Mariska Veres was something of a child prodigy. Her father was a noted violinist and young Mariska would often accompany him on piano for performances.
Teenage Mariska bounced around a number of different pop bands in her native Netherlands. She sang, played guitar and keyboards and enchanted her audiences with her exotic dark looks and distinctive ancient Egypt-inspired eye makeup. She soon became a favorite of the budding psychedelic club scene in The Hague.

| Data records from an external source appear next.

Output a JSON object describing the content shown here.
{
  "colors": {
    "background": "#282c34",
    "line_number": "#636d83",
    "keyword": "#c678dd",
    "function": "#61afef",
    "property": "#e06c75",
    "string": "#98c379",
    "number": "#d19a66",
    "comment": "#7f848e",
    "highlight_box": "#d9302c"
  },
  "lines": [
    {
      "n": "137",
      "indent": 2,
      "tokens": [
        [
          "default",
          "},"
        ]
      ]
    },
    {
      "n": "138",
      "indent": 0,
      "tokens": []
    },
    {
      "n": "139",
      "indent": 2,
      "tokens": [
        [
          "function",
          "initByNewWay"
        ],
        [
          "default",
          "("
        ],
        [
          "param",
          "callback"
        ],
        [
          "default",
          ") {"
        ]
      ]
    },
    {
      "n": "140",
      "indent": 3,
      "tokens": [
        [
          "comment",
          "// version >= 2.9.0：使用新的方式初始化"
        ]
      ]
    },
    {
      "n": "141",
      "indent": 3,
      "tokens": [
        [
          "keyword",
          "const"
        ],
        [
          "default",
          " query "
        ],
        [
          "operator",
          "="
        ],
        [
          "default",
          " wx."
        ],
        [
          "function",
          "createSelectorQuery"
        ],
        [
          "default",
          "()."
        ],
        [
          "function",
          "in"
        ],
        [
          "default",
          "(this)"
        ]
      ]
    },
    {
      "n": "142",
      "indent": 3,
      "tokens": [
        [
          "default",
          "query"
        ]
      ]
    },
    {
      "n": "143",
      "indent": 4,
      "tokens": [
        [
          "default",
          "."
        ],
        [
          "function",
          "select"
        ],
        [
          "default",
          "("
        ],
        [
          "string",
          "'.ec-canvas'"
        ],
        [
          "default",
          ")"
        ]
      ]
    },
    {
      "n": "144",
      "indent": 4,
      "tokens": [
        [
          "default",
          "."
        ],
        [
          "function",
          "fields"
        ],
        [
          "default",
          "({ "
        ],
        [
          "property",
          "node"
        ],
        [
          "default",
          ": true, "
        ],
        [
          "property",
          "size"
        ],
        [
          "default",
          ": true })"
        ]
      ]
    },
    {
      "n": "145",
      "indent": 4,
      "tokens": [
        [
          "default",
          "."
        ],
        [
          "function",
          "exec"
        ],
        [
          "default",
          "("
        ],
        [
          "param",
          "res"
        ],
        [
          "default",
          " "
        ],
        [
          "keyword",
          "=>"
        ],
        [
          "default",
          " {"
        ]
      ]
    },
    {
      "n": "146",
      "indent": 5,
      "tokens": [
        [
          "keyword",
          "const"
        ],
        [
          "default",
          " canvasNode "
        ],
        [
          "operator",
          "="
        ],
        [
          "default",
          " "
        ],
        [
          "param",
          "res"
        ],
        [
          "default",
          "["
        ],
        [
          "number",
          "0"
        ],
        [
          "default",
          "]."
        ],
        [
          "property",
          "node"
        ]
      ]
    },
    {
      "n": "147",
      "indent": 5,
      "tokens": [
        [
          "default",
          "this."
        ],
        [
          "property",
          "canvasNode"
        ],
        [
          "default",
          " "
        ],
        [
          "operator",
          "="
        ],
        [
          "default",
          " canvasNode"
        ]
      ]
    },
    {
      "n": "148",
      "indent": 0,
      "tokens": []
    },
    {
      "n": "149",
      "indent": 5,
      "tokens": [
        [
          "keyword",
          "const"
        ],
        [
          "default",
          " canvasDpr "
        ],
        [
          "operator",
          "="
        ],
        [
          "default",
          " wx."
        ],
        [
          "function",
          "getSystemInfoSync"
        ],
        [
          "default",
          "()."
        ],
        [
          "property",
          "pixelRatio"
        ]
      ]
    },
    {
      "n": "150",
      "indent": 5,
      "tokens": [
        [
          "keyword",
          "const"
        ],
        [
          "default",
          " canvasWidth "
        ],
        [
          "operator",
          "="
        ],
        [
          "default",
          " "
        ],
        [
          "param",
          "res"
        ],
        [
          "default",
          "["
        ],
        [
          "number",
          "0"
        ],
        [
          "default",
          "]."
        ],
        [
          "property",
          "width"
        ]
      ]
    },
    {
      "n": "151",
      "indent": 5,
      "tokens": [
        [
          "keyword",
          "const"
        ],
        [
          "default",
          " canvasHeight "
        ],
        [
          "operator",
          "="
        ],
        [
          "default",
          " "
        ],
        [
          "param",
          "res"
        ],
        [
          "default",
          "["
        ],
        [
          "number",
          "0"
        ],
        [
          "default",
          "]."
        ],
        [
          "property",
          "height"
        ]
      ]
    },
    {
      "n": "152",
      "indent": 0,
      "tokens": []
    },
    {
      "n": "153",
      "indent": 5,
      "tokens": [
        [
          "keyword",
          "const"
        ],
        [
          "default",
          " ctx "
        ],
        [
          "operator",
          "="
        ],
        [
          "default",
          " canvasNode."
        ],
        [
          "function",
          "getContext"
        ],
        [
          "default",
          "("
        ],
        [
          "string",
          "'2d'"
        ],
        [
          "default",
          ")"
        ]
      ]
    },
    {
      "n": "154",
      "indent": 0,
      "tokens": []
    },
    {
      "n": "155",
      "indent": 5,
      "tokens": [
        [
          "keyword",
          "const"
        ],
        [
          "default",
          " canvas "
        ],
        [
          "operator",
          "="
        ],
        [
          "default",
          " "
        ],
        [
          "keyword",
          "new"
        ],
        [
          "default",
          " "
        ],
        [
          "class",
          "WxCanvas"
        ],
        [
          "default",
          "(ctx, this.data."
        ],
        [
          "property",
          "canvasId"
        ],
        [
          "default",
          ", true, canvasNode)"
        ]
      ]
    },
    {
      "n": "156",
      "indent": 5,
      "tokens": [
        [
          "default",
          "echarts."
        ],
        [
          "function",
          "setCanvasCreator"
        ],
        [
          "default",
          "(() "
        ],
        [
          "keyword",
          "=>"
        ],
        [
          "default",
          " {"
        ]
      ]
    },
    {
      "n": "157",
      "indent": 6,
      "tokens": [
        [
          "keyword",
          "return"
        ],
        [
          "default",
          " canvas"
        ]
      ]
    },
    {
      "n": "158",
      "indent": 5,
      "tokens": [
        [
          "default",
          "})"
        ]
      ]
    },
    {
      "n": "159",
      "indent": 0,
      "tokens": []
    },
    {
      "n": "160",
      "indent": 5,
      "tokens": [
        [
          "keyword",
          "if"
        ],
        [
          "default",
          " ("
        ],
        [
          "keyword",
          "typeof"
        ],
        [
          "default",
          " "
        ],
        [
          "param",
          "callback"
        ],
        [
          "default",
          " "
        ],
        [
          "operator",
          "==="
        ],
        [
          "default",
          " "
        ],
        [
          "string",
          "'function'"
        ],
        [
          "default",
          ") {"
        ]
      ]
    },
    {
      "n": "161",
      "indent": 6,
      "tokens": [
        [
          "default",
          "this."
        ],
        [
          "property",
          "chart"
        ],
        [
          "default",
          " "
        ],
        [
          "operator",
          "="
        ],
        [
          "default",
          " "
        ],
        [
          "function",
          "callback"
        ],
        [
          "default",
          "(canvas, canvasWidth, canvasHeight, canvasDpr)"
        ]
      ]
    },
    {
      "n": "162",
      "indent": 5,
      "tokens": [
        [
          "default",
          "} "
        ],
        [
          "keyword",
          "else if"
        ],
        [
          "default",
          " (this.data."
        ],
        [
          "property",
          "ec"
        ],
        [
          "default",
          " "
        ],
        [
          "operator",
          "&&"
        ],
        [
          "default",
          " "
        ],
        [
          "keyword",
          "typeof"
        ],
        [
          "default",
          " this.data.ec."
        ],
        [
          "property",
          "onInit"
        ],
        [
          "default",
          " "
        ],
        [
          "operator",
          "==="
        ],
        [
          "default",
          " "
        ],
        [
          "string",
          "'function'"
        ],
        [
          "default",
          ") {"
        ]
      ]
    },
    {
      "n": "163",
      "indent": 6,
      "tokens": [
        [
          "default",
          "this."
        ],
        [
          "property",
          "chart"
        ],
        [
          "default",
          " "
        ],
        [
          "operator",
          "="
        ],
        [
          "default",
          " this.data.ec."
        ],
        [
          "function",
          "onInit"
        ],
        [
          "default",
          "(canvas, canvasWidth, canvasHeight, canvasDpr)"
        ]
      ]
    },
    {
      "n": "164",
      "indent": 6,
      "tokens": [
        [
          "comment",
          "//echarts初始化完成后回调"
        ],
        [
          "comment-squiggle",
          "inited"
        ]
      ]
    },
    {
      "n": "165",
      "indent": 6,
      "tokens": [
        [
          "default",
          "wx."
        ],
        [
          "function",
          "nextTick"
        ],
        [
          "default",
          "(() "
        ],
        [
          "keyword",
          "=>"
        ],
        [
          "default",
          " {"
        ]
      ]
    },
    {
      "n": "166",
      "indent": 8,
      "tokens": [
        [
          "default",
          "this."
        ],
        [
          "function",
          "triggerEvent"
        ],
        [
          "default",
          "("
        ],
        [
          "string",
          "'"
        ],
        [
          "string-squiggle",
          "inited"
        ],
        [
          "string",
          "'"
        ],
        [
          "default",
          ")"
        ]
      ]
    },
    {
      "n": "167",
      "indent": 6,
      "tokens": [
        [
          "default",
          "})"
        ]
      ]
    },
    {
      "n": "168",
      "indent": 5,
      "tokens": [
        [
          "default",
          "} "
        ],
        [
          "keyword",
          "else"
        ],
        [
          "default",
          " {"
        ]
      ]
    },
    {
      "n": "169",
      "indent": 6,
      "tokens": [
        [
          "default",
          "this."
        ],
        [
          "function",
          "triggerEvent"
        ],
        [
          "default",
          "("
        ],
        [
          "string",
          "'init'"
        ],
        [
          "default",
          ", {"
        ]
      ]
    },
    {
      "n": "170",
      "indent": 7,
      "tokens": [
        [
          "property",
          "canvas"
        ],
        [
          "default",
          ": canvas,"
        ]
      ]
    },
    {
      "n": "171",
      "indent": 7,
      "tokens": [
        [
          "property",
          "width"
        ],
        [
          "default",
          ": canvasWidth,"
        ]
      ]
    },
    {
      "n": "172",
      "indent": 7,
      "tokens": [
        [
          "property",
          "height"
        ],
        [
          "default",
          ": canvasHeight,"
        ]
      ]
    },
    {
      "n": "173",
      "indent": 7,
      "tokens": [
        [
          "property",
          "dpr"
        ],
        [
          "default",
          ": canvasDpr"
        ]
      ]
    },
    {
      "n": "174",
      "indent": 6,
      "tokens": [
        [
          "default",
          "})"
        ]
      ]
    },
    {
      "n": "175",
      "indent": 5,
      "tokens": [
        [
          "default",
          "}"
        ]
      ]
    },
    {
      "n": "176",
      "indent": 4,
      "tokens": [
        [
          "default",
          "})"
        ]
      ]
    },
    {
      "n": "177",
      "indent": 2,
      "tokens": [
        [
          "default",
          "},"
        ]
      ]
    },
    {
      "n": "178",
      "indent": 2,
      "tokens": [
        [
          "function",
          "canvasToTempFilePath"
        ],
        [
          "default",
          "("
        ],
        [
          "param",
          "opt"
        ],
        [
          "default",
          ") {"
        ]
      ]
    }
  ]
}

In 1968, Mariska was asked by guitarist Robbie van Leeuwen to audition for his band to replace the departing vocalist Fred de Wilde who had joined the military. She was reluctant at first, but soon became comfortable enough to take the lead vocalist position. In 1969, the band — Shocking Blue — scored an international hit with “Venus,” topping the charts in nine countries including the Number One spot on Billboard’s “Hot 100.” Shocking Blue received wide praise, with US entertainment columnist Earl Wilson singling out Mariska as a “beautiful busty girl.” The band released a string of follow-up songs — all hits — but none achieving the status of “Venus.” Some didn’t even crack the charts in the all-important United States or England. The band members eventually went their separate ways in 1974, with Mariska embarking on a successful solo career in Europe. Shocking Blue reunited briefly in 1984, riding on the success of Bananarama’s new-wave take on “Venus.” The reunion, however, was short-lived.
In the early 90s, Mariska formed a jazz ensemble and released jazz interpretations of Shocking Blue’s songs. In later years, she lamented about being treated like a “painted doll” by fans and the press. Diagnosed with gallbladder cancer, Mariska passed away in 2006 at the age of 59.